**Task requirements:**
The pictures in the data below are to be omitted; all else must be duplicated exactly.

>>>

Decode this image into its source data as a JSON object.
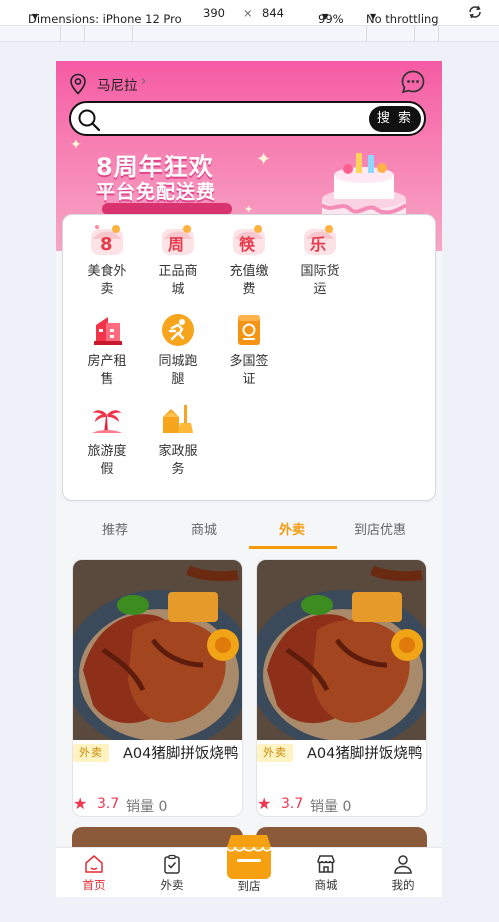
{
  "devtools": {
    "dimensions_label": "Dimensions: iPhone 12 Pro",
    "width": "390",
    "times": "×",
    "height": "844",
    "zoom": "99%",
    "throttling": "No throttling"
  },
  "header": {
    "location": "马尼拉",
    "search_button": "搜 索",
    "search_placeholder": ""
  },
  "banner": {
    "title": "8周年狂欢",
    "subtitle": "平台免配送费"
  },
  "categories": [
    {
      "label": "美食外卖",
      "icon": "food-delivery-icon"
    },
    {
      "label": "正品商城",
      "icon": "mall-icon"
    },
    {
      "label": "充值缴费",
      "icon": "recharge-icon"
    },
    {
      "label": "国际货运",
      "icon": "freight-icon"
    },
    {
      "label": "房产租售",
      "icon": "real-estate-icon"
    },
    {
      "label": "同城跑腿",
      "icon": "errand-runner-icon"
    },
    {
      "label": "多国签证",
      "icon": "visa-passport-icon"
    },
    {
      "label": "旅游度假",
      "icon": "palm-tree-icon"
    },
    {
      "label": "家政服务",
      "icon": "housekeeping-icon"
    }
  ],
  "tabs": [
    {
      "label": "推荐"
    },
    {
      "label": "商城"
    },
    {
      "label": "外卖",
      "active": true
    },
    {
      "label": "到店优惠"
    }
  ],
  "products": [
    {
      "badge": "外卖",
      "name": "A04猪脚拼饭烧鸭",
      "rating": "3.7",
      "sales": "销量 0"
    },
    {
      "badge": "外卖",
      "name": "A04猪脚拼饭烧鸭",
      "rating": "3.7",
      "sales": "销量 0"
    }
  ],
  "nav": [
    {
      "label": "首页",
      "icon": "home-icon",
      "active": true
    },
    {
      "label": "外卖",
      "icon": "clipboard-icon"
    },
    {
      "label": "到店",
      "icon": "store-awning-icon"
    },
    {
      "label": "商城",
      "icon": "shop-icon"
    },
    {
      "label": "我的",
      "icon": "user-icon"
    }
  ],
  "colors": {
    "header_pink": "#f55ba5",
    "accent_orange": "#f59b0b",
    "active_red": "#e52c35",
    "rating_red": "#f0364f"
  }
}
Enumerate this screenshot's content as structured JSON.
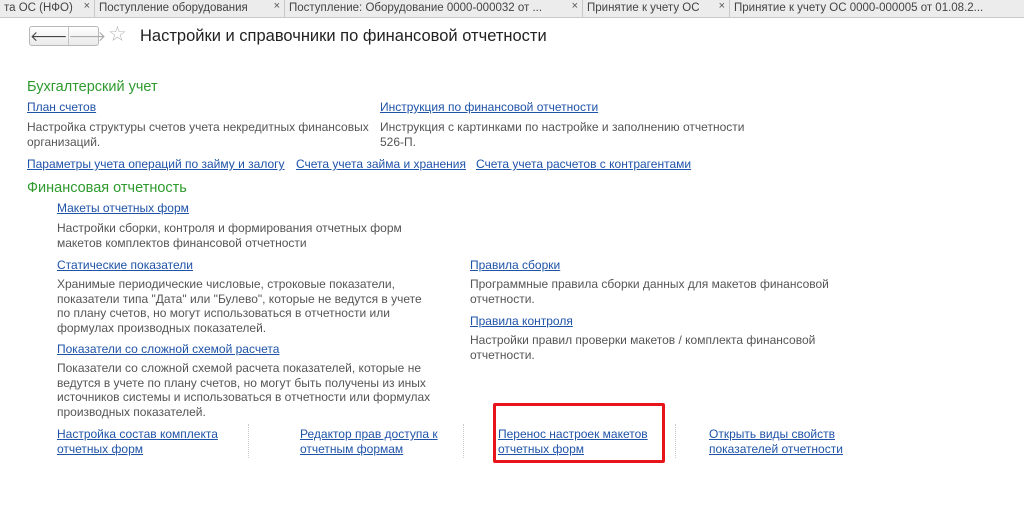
{
  "tabs": [
    {
      "label": "та ОС (НФО)"
    },
    {
      "label": "Поступление оборудования"
    },
    {
      "label": "Поступление: Оборудование 0000-000032 от ..."
    },
    {
      "label": "Принятие к учету ОС"
    },
    {
      "label": "Принятие к учету ОС 0000-000005 от 01.08.2..."
    }
  ],
  "header": {
    "back_icon": "arrow-left-icon",
    "forward_icon": "arrow-right-icon",
    "star_icon": "star-icon",
    "title": "Настройки и справочники по финансовой отчетности"
  },
  "accounting": {
    "heading": "Бухгалтерский учет",
    "chart_of_accounts": {
      "label": "План счетов",
      "desc_line1": "Настройка структуры счетов учета некредитных финансовых",
      "desc_line2": "организаций."
    },
    "instruction": {
      "label": "Инструкция по финансовой отчетности",
      "desc_line1": "Инструкция с картинками по настройке и заполнению отчетности",
      "desc_line2": "526-П."
    },
    "loan_params": "Параметры учета операций по займу и залогу",
    "loan_accounts": "Счета учета займа и хранения",
    "counterparty_accounts": "Счета учета расчетов с контрагентами"
  },
  "reporting": {
    "heading": "Финансовая отчетность",
    "templates": {
      "label": "Макеты отчетных форм",
      "desc_line1": "Настройки сборки, контроля и формирования отчетных форм",
      "desc_line2": "макетов комплектов финансовой отчетности"
    },
    "static_indicators": {
      "label": "Статические показатели",
      "desc_line1": "Хранимые периодические числовые, строковые показатели,",
      "desc_line2": "показатели типа \"Дата\" или \"Булево\", которые не ведутся в учете",
      "desc_line3": "по плану счетов, но могут использоваться в отчетности или",
      "desc_line4": "формулах производных показателей."
    },
    "assembly_rules": {
      "label": "Правила сборки",
      "desc_line1": "Программные правила сборки данных для макетов финансовой",
      "desc_line2": "отчетности."
    },
    "control_rules": {
      "label": "Правила контроля",
      "desc_line1": "Настройки правил проверки макетов / комплекта финансовой",
      "desc_line2": "отчетности."
    },
    "complex_indicators": {
      "label": "Показатели со сложной схемой расчета",
      "desc_line1": "Показатели со сложной схемой расчета показателей, которые не",
      "desc_line2": "ведутся в учете по плану счетов, но могут быть получены из иных",
      "desc_line3": "источников системы и использоваться в отчетности или формулах",
      "desc_line4": "производных показателей."
    },
    "bottom_links": [
      {
        "line1": "Настройка состав комплекта",
        "line2": "отчетных форм"
      },
      {
        "line1": "Редактор прав доступа к",
        "line2": "отчетным формам"
      },
      {
        "line1": "Перенос настроек макетов",
        "line2": "отчетных форм"
      },
      {
        "line1": "Открыть виды свойств",
        "line2": "показателей отчетности"
      }
    ]
  },
  "colors": {
    "link": "#1f53a8",
    "section_heading": "#2e9a2e",
    "highlight": "#e8141b"
  }
}
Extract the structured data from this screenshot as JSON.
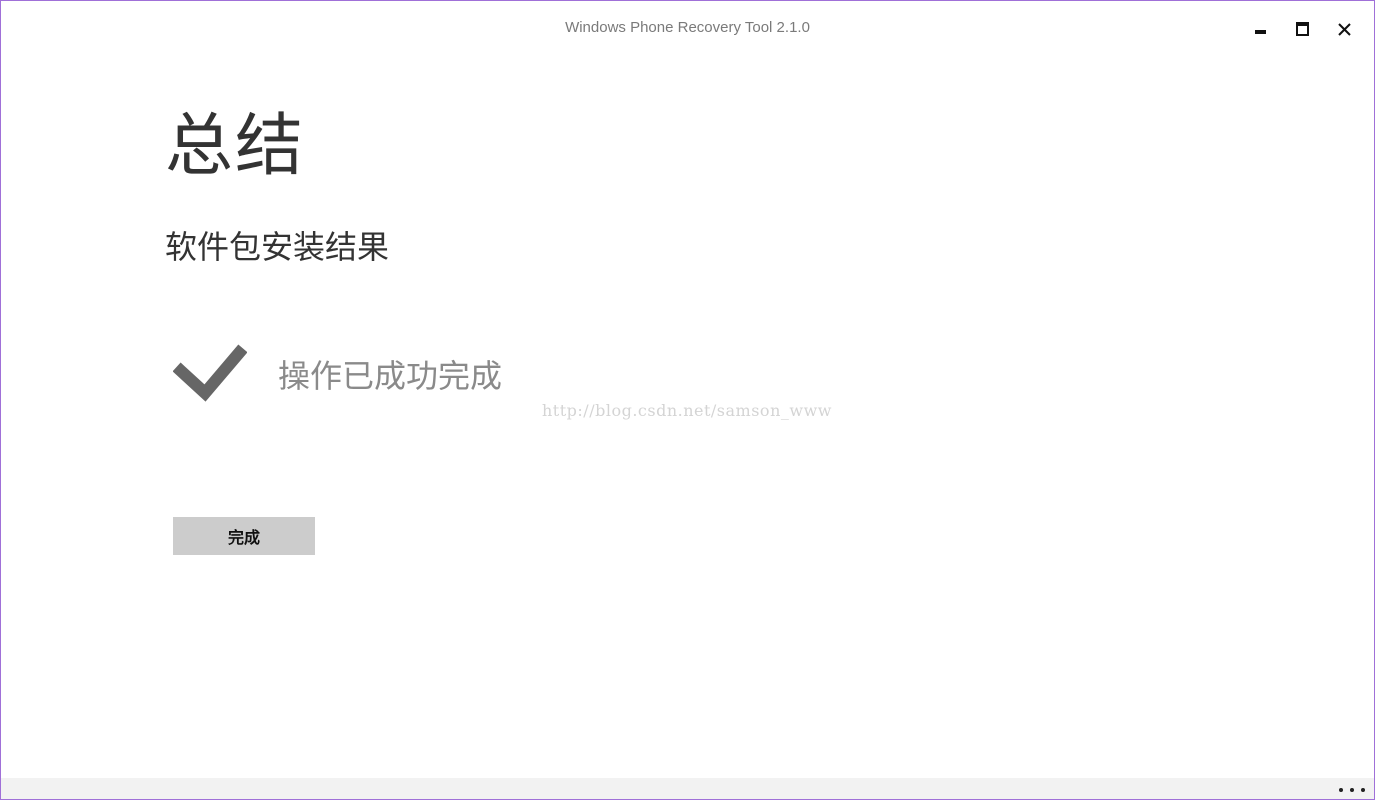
{
  "window": {
    "title": "Windows Phone Recovery Tool 2.1.0",
    "controls": {
      "minimize_icon": "minimize-icon",
      "maximize_icon": "maximize-icon",
      "close_icon": "close-icon",
      "close_glyph": "✕"
    }
  },
  "page": {
    "title": "总结",
    "subtitle": "软件包安装结果",
    "status_icon": "checkmark-icon",
    "status_text": "操作已成功完成",
    "watermark": "http://blog.csdn.net/samson_www",
    "done_label": "完成"
  },
  "app_bar": {
    "more_icon": "more-options-icon"
  },
  "colors": {
    "window_border": "#a070d8",
    "button_bg": "#cccccc",
    "app_bar_bg": "#f2f2f2",
    "check": "#666666"
  }
}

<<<

**Written solution:**
Decode this image into its source data as a JSON object.
{
  "devtools": {
    "dimensions_label": "Dimensions: iPhone 12 Pro",
    "width": "390",
    "times": "×",
    "height": "844",
    "zoom": "99%",
    "throttling": "No throttling"
  },
  "header": {
    "location": "马尼拉",
    "search_button": "搜 索",
    "search_placeholder": ""
  },
  "banner": {
    "title": "8周年狂欢",
    "subtitle": "平台免配送费"
  },
  "categories": [
    {
      "label": "美食外卖",
      "icon": "food-delivery-icon"
    },
    {
      "label": "正品商城",
      "icon": "mall-icon"
    },
    {
      "label": "充值缴费",
      "icon": "recharge-icon"
    },
    {
      "label": "国际货运",
      "icon": "freight-icon"
    },
    {
      "label": "房产租售",
      "icon": "real-estate-icon"
    },
    {
      "label": "同城跑腿",
      "icon": "errand-runner-icon"
    },
    {
      "label": "多国签证",
      "icon": "visa-passport-icon"
    },
    {
      "label": "旅游度假",
      "icon": "palm-tree-icon"
    },
    {
      "label": "家政服务",
      "icon": "housekeeping-icon"
    }
  ],
  "tabs": [
    {
      "label": "推荐"
    },
    {
      "label": "商城"
    },
    {
      "label": "外卖",
      "active": true
    },
    {
      "label": "到店优惠"
    }
  ],
  "products": [
    {
      "badge": "外卖",
      "name": "A04猪脚拼饭烧鸭",
      "rating": "3.7",
      "sales": "销量 0"
    },
    {
      "badge": "外卖",
      "name": "A04猪脚拼饭烧鸭",
      "rating": "3.7",
      "sales": "销量 0"
    }
  ],
  "nav": [
    {
      "label": "首页",
      "icon": "home-icon",
      "active": true
    },
    {
      "label": "外卖",
      "icon": "clipboard-icon"
    },
    {
      "label": "到店",
      "icon": "store-awning-icon"
    },
    {
      "label": "商城",
      "icon": "shop-icon"
    },
    {
      "label": "我的",
      "icon": "user-icon"
    }
  ],
  "colors": {
    "header_pink": "#f55ba5",
    "accent_orange": "#f59b0b",
    "active_red": "#e52c35",
    "rating_red": "#f0364f"
  }
}
Enumerate this screenshot's content as structured JSON.
{
  "tabs": [
    {
      "label": "та ОС (НФО)"
    },
    {
      "label": "Поступление оборудования"
    },
    {
      "label": "Поступление: Оборудование 0000-000032 от ..."
    },
    {
      "label": "Принятие к учету ОС"
    },
    {
      "label": "Принятие к учету ОС 0000-000005 от 01.08.2..."
    }
  ],
  "header": {
    "back_icon": "arrow-left-icon",
    "forward_icon": "arrow-right-icon",
    "star_icon": "star-icon",
    "title": "Настройки и справочники по финансовой отчетности"
  },
  "accounting": {
    "heading": "Бухгалтерский учет",
    "chart_of_accounts": {
      "label": "План счетов",
      "desc_line1": "Настройка структуры счетов учета некредитных финансовых",
      "desc_line2": "организаций."
    },
    "instruction": {
      "label": "Инструкция по финансовой отчетности",
      "desc_line1": "Инструкция с картинками по настройке и заполнению отчетности",
      "desc_line2": "526-П."
    },
    "loan_params": "Параметры учета операций по займу и залогу",
    "loan_accounts": "Счета учета займа и хранения",
    "counterparty_accounts": "Счета учета расчетов с контрагентами"
  },
  "reporting": {
    "heading": "Финансовая отчетность",
    "templates": {
      "label": "Макеты отчетных форм",
      "desc_line1": "Настройки сборки, контроля и формирования отчетных форм",
      "desc_line2": "макетов комплектов финансовой отчетности"
    },
    "static_indicators": {
      "label": "Статические показатели",
      "desc_line1": "Хранимые периодические числовые, строковые показатели,",
      "desc_line2": "показатели типа \"Дата\" или \"Булево\", которые не ведутся в учете",
      "desc_line3": "по плану счетов, но могут использоваться в отчетности или",
      "desc_line4": "формулах производных показателей."
    },
    "assembly_rules": {
      "label": "Правила сборки",
      "desc_line1": "Программные правила сборки данных для макетов финансовой",
      "desc_line2": "отчетности."
    },
    "control_rules": {
      "label": "Правила контроля",
      "desc_line1": "Настройки правил проверки макетов / комплекта финансовой",
      "desc_line2": "отчетности."
    },
    "complex_indicators": {
      "label": "Показатели со сложной схемой расчета",
      "desc_line1": "Показатели со сложной схемой расчета показателей, которые не",
      "desc_line2": "ведутся в учете по плану счетов, но могут быть получены из иных",
      "desc_line3": "источников системы и использоваться в отчетности или формулах",
      "desc_line4": "производных показателей."
    },
    "bottom_links": [
      {
        "line1": "Настройка состав комплекта",
        "line2": "отчетных форм"
      },
      {
        "line1": "Редактор прав доступа к",
        "line2": "отчетным формам"
      },
      {
        "line1": "Перенос настроек макетов",
        "line2": "отчетных форм"
      },
      {
        "line1": "Открыть виды свойств",
        "line2": "показателей отчетности"
      }
    ]
  },
  "colors": {
    "link": "#1f53a8",
    "section_heading": "#2e9a2e",
    "highlight": "#e8141b"
  }
}
Extract the structured data from this screenshot as JSON.
{
  "window": {
    "title": "Windows Phone Recovery Tool 2.1.0",
    "controls": {
      "minimize_icon": "minimize-icon",
      "maximize_icon": "maximize-icon",
      "close_icon": "close-icon",
      "close_glyph": "✕"
    }
  },
  "page": {
    "title": "总结",
    "subtitle": "软件包安装结果",
    "status_icon": "checkmark-icon",
    "status_text": "操作已成功完成",
    "watermark": "http://blog.csdn.net/samson_www",
    "done_label": "完成"
  },
  "app_bar": {
    "more_icon": "more-options-icon"
  },
  "colors": {
    "window_border": "#a070d8",
    "button_bg": "#cccccc",
    "app_bar_bg": "#f2f2f2",
    "check": "#666666"
  }
}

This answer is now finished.